▸ Goal of the exercise
Every line in the entries where "this" is found should be copied.

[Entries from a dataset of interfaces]
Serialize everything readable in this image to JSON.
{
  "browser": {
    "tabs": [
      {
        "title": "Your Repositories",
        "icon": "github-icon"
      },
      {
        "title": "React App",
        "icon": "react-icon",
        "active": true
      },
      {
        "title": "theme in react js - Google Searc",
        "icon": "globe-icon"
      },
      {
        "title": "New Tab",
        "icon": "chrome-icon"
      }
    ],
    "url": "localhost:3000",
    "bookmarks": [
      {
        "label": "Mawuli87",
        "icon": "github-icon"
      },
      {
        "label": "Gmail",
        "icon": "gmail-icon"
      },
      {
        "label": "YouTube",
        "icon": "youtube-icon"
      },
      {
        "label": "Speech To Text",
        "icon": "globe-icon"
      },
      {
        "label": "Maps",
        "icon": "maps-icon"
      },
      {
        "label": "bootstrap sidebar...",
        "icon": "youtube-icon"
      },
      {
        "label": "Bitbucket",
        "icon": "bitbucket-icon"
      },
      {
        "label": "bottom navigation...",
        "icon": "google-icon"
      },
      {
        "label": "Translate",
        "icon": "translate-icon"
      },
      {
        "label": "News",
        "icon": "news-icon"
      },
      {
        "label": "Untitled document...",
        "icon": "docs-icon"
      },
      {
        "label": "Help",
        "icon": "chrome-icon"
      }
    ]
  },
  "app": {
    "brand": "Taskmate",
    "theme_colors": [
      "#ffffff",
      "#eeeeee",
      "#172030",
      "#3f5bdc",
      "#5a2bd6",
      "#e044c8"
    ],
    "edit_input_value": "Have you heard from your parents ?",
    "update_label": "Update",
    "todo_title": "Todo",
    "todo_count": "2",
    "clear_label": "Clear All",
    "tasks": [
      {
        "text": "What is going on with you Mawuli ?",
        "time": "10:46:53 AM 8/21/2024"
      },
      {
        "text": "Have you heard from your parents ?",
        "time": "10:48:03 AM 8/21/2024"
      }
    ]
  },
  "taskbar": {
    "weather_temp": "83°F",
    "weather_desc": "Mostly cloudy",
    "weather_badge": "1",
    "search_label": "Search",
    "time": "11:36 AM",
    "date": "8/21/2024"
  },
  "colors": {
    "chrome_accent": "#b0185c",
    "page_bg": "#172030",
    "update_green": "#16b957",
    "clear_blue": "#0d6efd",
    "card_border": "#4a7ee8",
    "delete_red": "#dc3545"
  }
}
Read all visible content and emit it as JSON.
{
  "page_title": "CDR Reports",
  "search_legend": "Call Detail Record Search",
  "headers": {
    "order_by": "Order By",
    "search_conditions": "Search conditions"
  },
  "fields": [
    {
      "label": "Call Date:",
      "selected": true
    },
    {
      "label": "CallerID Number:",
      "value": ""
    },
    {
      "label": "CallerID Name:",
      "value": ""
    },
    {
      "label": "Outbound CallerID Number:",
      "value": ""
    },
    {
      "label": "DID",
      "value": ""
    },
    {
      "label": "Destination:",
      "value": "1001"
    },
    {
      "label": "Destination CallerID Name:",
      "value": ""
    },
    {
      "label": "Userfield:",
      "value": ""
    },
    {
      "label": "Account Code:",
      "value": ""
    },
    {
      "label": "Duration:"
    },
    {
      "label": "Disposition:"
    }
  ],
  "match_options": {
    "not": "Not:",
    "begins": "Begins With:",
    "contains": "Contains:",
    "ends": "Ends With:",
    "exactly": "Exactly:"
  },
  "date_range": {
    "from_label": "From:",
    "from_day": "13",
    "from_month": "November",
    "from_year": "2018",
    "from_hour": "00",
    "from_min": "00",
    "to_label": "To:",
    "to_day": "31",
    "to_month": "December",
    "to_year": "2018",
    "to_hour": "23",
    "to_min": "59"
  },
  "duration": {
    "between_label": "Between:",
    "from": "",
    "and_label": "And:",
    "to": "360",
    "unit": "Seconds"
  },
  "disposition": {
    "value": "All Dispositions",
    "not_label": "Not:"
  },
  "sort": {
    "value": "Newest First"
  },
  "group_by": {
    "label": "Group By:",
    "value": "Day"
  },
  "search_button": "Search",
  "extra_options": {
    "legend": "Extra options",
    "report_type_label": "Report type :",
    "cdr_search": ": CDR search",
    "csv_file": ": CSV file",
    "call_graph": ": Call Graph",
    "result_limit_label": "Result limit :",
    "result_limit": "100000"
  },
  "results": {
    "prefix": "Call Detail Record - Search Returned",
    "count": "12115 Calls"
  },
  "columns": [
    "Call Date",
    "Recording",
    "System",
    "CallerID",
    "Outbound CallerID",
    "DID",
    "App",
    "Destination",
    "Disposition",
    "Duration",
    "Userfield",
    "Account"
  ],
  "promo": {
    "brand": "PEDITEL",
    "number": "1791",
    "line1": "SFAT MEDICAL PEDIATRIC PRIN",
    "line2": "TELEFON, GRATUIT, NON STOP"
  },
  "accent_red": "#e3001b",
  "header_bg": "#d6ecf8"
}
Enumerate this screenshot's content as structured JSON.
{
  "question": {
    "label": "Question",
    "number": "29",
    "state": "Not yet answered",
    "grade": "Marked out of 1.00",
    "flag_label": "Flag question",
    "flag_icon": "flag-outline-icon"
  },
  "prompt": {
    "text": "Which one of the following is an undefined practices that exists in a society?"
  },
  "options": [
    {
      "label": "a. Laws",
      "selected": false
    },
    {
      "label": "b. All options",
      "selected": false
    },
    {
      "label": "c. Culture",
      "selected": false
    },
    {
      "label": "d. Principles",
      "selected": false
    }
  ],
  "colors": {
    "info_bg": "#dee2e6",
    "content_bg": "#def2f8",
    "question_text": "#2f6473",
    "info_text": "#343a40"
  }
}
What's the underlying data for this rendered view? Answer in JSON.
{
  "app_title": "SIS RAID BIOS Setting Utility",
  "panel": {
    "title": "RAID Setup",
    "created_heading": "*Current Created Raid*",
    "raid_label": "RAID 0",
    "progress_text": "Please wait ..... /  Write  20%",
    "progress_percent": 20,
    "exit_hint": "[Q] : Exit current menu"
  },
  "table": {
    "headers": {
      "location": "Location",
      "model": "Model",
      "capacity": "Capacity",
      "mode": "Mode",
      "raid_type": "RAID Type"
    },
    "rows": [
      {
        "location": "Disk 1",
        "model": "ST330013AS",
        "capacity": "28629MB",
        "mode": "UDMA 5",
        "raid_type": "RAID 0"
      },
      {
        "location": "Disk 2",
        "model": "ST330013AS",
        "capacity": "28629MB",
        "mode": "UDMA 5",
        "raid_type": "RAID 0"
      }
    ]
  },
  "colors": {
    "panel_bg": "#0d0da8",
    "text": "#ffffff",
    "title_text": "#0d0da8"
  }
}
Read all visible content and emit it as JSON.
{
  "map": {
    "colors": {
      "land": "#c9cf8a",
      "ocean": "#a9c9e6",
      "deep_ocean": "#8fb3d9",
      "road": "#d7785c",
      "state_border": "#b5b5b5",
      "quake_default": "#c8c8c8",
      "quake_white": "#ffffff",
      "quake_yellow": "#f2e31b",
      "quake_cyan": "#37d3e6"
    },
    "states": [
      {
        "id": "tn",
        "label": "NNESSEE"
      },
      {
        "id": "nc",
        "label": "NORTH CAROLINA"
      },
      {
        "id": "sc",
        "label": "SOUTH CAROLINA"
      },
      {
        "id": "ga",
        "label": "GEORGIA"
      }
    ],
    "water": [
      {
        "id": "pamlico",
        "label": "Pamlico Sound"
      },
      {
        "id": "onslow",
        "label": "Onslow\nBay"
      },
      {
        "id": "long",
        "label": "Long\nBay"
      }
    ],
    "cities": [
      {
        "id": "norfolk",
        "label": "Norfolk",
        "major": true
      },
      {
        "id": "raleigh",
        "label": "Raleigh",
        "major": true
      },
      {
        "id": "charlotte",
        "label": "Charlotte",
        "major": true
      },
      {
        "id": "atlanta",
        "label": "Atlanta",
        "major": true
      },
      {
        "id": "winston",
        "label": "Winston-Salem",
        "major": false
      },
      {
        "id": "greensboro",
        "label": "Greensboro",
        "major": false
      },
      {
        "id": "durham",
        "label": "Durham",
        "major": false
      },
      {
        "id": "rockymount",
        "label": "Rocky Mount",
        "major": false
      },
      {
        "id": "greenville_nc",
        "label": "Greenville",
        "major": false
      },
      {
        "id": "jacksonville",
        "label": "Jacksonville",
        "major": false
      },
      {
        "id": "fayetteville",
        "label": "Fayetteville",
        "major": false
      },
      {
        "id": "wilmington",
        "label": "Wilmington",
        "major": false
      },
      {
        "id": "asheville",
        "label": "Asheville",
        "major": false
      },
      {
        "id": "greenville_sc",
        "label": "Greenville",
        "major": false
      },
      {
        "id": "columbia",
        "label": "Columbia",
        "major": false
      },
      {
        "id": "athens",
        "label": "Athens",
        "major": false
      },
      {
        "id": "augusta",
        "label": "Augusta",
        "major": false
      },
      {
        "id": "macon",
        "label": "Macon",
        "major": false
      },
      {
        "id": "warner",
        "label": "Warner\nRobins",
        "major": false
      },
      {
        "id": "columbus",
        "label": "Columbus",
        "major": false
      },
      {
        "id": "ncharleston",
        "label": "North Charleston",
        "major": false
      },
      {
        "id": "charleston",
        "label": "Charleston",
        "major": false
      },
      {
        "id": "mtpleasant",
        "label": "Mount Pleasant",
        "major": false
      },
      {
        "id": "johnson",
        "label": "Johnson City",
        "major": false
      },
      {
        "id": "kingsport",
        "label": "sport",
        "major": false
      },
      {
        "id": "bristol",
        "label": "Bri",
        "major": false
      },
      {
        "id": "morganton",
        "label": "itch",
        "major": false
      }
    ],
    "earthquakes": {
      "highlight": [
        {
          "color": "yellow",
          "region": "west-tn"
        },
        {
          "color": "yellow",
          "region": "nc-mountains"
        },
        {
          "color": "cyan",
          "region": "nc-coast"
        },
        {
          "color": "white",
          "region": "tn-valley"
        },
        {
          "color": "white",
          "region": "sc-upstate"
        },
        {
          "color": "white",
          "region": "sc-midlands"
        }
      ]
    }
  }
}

▸ Reply to the task
Serialize everything readable in this image to JSON.
Enumerate this screenshot's content as structured JSON.
What's the underlying data for this rendered view? Answer in JSON.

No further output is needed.